Dataset excerpts
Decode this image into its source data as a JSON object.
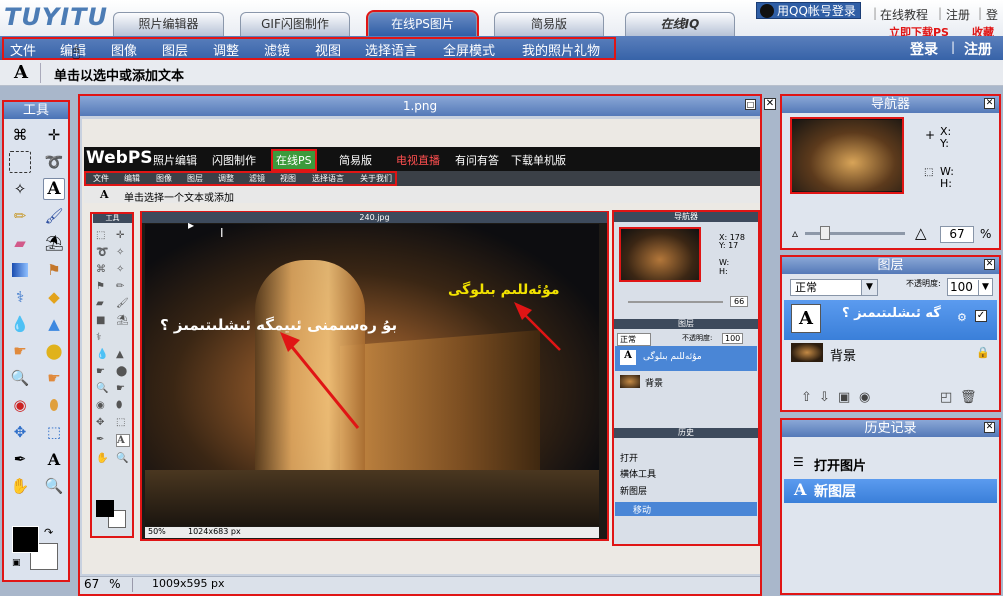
{
  "app": {
    "logo": "TUYITU"
  },
  "tabs": [
    {
      "label": "照片编辑器"
    },
    {
      "label": "GIF闪图制作"
    },
    {
      "label": "在线PS图片"
    },
    {
      "label": "简易版"
    },
    {
      "label": "在线IQ"
    }
  ],
  "top_links": {
    "qq_login": "用QQ帐号登录",
    "tutorial": "在线教程",
    "register": "注册",
    "login": "登",
    "download": "立即下载PS",
    "favorite": "收藏本"
  },
  "menu": [
    "文件",
    "编辑",
    "图像",
    "图层",
    "调整",
    "滤镜",
    "视图",
    "选择语言",
    "全屏模式",
    "我的照片礼物"
  ],
  "account": {
    "login": "登录",
    "separator": "|",
    "register": "注册"
  },
  "options_bar": {
    "icon": "text-tool-icon",
    "hint": "单击以选中或添加文本"
  },
  "tool_panel": {
    "title": "工具"
  },
  "document": {
    "title": "1.png",
    "zoom": "67",
    "zoom_unit": "%",
    "size": "1009x595 px"
  },
  "inner_screenshot": {
    "logo": "WebPS",
    "tabs": [
      "照片编辑",
      "闪图制作",
      "在线PS",
      "简易版",
      "电视直播",
      "有问有答",
      "下载单机版"
    ],
    "menu": [
      "文件",
      "编辑",
      "图像",
      "图层",
      "调整",
      "滤镜",
      "视图",
      "选择语言",
      "关于我们"
    ],
    "hint": "单击选择一个文本或添加",
    "tools_title": "工具",
    "photo_title": "240.jpg",
    "photo_zoom": "50%",
    "photo_size": "1024x683 px",
    "overlay_text_1": "بۇ رەسىمنى ئىيمگە ئىشلىتىمىز ؟",
    "overlay_text_2": "مۇئەللىم بىلوگى",
    "nav_title": "导航器",
    "nav_x": "X: 178",
    "nav_y": "Y: 17",
    "nav_w": "W:",
    "nav_h": "H:",
    "nav_zoom": "66",
    "layers_title": "图层",
    "blend": "正常",
    "opacity_label": "不透明度:",
    "opacity": "100",
    "layer1": "مۇئەللىم بىلوگى",
    "layer2": "背景",
    "history_title": "历史",
    "history": [
      "打开",
      "横体工具",
      "新图层",
      "移动"
    ]
  },
  "navigator": {
    "title": "导航器",
    "x_label": "X:",
    "y_label": "Y:",
    "w_label": "W:",
    "h_label": "H:",
    "zoom": "67",
    "zoom_unit": "%"
  },
  "layers": {
    "title": "图层",
    "blend_mode": "正常",
    "opacity_label": "不透明度:",
    "opacity": "100",
    "layer1_name": "گە ئىشلىتىمىز ؟",
    "layer2_name": "背景"
  },
  "history": {
    "title": "历史记录",
    "items": [
      "打开图片",
      "新图层"
    ]
  },
  "colors": {
    "accent": "#3763a8",
    "highlight": "#e01515",
    "selection": "#3a7fd9"
  }
}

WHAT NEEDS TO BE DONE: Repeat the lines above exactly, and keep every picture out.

RESULT FOR THIS TASK:
Decode this image into its source data as a JSON object.
{
  "app": {
    "logo": "TUYITU"
  },
  "tabs": [
    {
      "label": "照片编辑器"
    },
    {
      "label": "GIF闪图制作"
    },
    {
      "label": "在线PS图片"
    },
    {
      "label": "简易版"
    },
    {
      "label": "在线IQ"
    }
  ],
  "top_links": {
    "qq_login": "用QQ帐号登录",
    "tutorial": "在线教程",
    "register": "注册",
    "login": "登",
    "download": "立即下载PS",
    "favorite": "收藏本"
  },
  "menu": [
    "文件",
    "编辑",
    "图像",
    "图层",
    "调整",
    "滤镜",
    "视图",
    "选择语言",
    "全屏模式",
    "我的照片礼物"
  ],
  "account": {
    "login": "登录",
    "separator": "|",
    "register": "注册"
  },
  "options_bar": {
    "icon": "text-tool-icon",
    "hint": "单击以选中或添加文本"
  },
  "tool_panel": {
    "title": "工具"
  },
  "document": {
    "title": "1.png",
    "zoom": "67",
    "zoom_unit": "%",
    "size": "1009x595 px"
  },
  "inner_screenshot": {
    "logo": "WebPS",
    "tabs": [
      "照片编辑",
      "闪图制作",
      "在线PS",
      "简易版",
      "电视直播",
      "有问有答",
      "下载单机版"
    ],
    "menu": [
      "文件",
      "编辑",
      "图像",
      "图层",
      "调整",
      "滤镜",
      "视图",
      "选择语言",
      "关于我们"
    ],
    "hint": "单击选择一个文本或添加",
    "tools_title": "工具",
    "photo_title": "240.jpg",
    "photo_zoom": "50%",
    "photo_size": "1024x683 px",
    "overlay_text_1": "بۇ رەسىمنى ئىيمگە ئىشلىتىمىز ؟",
    "overlay_text_2": "مۇئەللىم بىلوگى",
    "nav_title": "导航器",
    "nav_x": "X: 178",
    "nav_y": "Y: 17",
    "nav_w": "W:",
    "nav_h": "H:",
    "nav_zoom": "66",
    "layers_title": "图层",
    "blend": "正常",
    "opacity_label": "不透明度:",
    "opacity": "100",
    "layer1": "مۇئەللىم بىلوگى",
    "layer2": "背景",
    "history_title": "历史",
    "history": [
      "打开",
      "横体工具",
      "新图层",
      "移动"
    ]
  },
  "navigator": {
    "title": "导航器",
    "x_label": "X:",
    "y_label": "Y:",
    "w_label": "W:",
    "h_label": "H:",
    "zoom": "67",
    "zoom_unit": "%"
  },
  "layers": {
    "title": "图层",
    "blend_mode": "正常",
    "opacity_label": "不透明度:",
    "opacity": "100",
    "layer1_name": "گە ئىشلىتىمىز ؟",
    "layer2_name": "背景"
  },
  "history": {
    "title": "历史记录",
    "items": [
      "打开图片",
      "新图层"
    ]
  },
  "colors": {
    "accent": "#3763a8",
    "highlight": "#e01515",
    "selection": "#3a7fd9"
  }
}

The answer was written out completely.